The first was the Grand Final replay between the Bulldogs and the Kangaroos. After a tight first quarter, the Bulldogs stepped up a gear in the 2nd and 3rd quarters with their star players in Niga Haulangi, Patrick Agadio, Deiri Cook and Nanitten Temaki leading the charge. Donatello Moses was lively up forward but it was Jose Uepa who normally play defence who was unstoppable in the forward line bagging a personal best of 6 goals. For the Roos, Mikey Hiram won plenty of the ball and he was supported by Jarmen Pole and Charles Dagiaro.
The dangerous Bronco Deidenang was their only shining light up forward kicking 7 goals. Recruit Skaga Dowabobo also performed well and held his own against Bulldogs ruckman Lennox Agege. In the end, the Dogs had more options and more winners across the ground running out comfortable winners by 38 points.

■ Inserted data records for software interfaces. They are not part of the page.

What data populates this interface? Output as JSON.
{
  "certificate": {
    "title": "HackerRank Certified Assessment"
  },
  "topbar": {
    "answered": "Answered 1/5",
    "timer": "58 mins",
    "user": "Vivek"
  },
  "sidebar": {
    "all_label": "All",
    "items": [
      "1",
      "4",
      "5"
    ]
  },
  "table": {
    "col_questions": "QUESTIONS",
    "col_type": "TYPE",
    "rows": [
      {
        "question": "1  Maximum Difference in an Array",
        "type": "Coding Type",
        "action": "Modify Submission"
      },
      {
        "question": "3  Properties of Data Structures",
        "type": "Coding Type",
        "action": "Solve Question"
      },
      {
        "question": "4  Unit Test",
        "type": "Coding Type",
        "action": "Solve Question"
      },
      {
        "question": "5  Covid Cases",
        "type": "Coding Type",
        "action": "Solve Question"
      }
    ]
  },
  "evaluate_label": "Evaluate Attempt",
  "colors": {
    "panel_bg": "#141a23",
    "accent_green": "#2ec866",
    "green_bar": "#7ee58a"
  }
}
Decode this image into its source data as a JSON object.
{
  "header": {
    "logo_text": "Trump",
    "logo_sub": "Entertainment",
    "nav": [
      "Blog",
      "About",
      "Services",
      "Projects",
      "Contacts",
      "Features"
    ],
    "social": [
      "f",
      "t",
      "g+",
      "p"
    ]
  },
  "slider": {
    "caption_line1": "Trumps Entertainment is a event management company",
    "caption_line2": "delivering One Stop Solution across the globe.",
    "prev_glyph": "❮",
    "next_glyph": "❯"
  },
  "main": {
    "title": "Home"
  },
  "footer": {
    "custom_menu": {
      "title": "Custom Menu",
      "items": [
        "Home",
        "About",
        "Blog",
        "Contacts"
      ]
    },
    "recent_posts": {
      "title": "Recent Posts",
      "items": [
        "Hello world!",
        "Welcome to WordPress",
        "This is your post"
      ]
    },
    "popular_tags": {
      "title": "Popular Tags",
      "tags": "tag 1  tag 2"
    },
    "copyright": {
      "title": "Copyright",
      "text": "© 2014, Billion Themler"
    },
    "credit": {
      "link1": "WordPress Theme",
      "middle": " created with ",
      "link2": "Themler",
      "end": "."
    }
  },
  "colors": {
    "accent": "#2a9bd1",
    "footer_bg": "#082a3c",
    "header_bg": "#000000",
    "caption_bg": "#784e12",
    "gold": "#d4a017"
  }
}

To the winners – congratulations! The Dubai Dragons are the deserved AFL Middle East Premiers for the 2016/17 season. They have built up across the season in preparation for the biggest day of all. In the process they have re-written history (again!) and set the bar for success to a height that may or may not be reached again. Nothing should take away the sheer joy of the Dragon’s success this year, and will not.
But, for a moment, spare a thought for the gallant Multiplex Bulls. For the third consecutive season they have been beaten in the grand final by the Dubai Dragons. Three times they have felt the heartache of a premiership defeat – more if you count their debut season loss to the Dragons in the pre-season cup. They will be hurting – all the more for the fact that the final margin was just six points. So near, yet so far. Justifiably, there will be some Bulls wondering if they can ever win a flag. But they can, and they will. Later.
The smallest island nation in the world, Nauru has a notable and sizable presence in the international Aussie rules community. With 680 registered junior and senior players out of a population of roughly 10,000, Nauru has the highest participation rate of any country in the world (30-35%).
That’s pretty impressive for a nation that is less than a century old and covers less than 10 square miles.
Nauru is a tiny phosphate rock island in the central Pacific, located just south of the Equator in the vicinity of several archipelago-nations, including the Solomon Islands, the Marshall Islands, Vanuatu and Kiribati.